To enable DNS blacklist filters

About this task

Make sure you already have a Configuration Settings document for the server(s) to be configured.


  1. From the Domino® Administrator, click the Configuration tab and expand the Messaging section.
  2. Click Configurations.
  3. Select the Configuration Settings document for the mail server or servers where you want to enable DNS blacklist filters, and click Edit Configuration.
  4. Click the Router/SMTP > Restrictions and Controls > SMTP Inbound Controls tab.
  5. Complete the following fields in the DNS Blacklist Filters section, and then click Save & Close:
    Table 1. DNS Blacklist Filters fields



    DNS Blacklist filters

    Choose one:

    • Enabled - When Domino® receives an SMTP connection request, it checks whether the connecting host is listed in the blacklist at the specified sites.
    • Disabled - Domino® does not check whether a connecting host is on the blacklist.

    DNS Blacklist sites

    If DNS blacklist filters are enabled, specify the DNSBL sites to check when Domino® receives an SMTP connection request.

    Desired action when connecting host is found in a DNS Blacklist

    Choose one:

    • Log - When Domino® finds that a connecting host is on the blacklist, it accepts messages from the host and records the host name and IP address of the connecting server and the name of the site where the server was listed.
    • Log and tag message - When Domino® finds that a connecting host is on the blacklist, it accepts messages from the hosts, logs the host name and IP address of the connecting server, and the name of the site where the server was listed, and adds the Notes® item $DNSBLSite to each accepted message.
    • Log and reject message - When Domino® finds that a connecting host is on the blacklist, it rejects the connection and returns a configurable error message to the host.

    Custom SMTP error response for rejected messages

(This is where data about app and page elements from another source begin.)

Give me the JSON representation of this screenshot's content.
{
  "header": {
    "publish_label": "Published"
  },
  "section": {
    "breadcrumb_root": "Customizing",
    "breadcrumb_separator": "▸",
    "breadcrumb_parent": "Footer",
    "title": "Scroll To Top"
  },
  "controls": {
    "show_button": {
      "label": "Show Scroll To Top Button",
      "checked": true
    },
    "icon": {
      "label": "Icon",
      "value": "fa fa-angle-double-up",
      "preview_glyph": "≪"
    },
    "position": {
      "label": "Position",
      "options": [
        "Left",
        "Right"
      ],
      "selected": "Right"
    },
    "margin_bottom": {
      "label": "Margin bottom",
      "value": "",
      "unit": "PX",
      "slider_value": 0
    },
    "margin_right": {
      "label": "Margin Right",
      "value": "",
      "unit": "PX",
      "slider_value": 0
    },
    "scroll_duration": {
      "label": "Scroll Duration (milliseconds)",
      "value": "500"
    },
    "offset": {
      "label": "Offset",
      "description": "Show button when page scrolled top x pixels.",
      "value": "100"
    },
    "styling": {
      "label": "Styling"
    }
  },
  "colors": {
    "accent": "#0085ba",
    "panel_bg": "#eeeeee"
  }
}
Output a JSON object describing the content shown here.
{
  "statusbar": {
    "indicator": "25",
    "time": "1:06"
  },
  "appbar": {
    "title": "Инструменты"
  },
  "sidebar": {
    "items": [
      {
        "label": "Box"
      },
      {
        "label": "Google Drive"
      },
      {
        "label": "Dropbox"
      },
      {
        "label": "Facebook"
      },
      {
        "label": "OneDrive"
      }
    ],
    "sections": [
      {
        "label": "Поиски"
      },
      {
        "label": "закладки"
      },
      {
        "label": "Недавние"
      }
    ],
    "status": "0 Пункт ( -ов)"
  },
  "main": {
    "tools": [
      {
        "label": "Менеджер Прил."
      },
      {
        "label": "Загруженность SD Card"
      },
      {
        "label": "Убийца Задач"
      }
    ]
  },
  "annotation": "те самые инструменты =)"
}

    Enter the text of the error message Domino® returns when denying a connection because it found the host in the DNS blacklist. The default error message indicates that the connection was denied for policy reasons.

    You can use the format specifier %s to specify the IP address of the denied host and the DNS blacklist site where Domino® found the host listed. For example, if you enter the following:

    Your host %s was found in the DNS Blacklist at %s

    whenever Domino® denies a connection, it returns an error to the host, in which it replaces the first instance of %s with the IP address of the host, and the second instance with the DNS blacklist site name.

  6. Reload the SMTP task, or update the SMTP configuration to put changes into effect.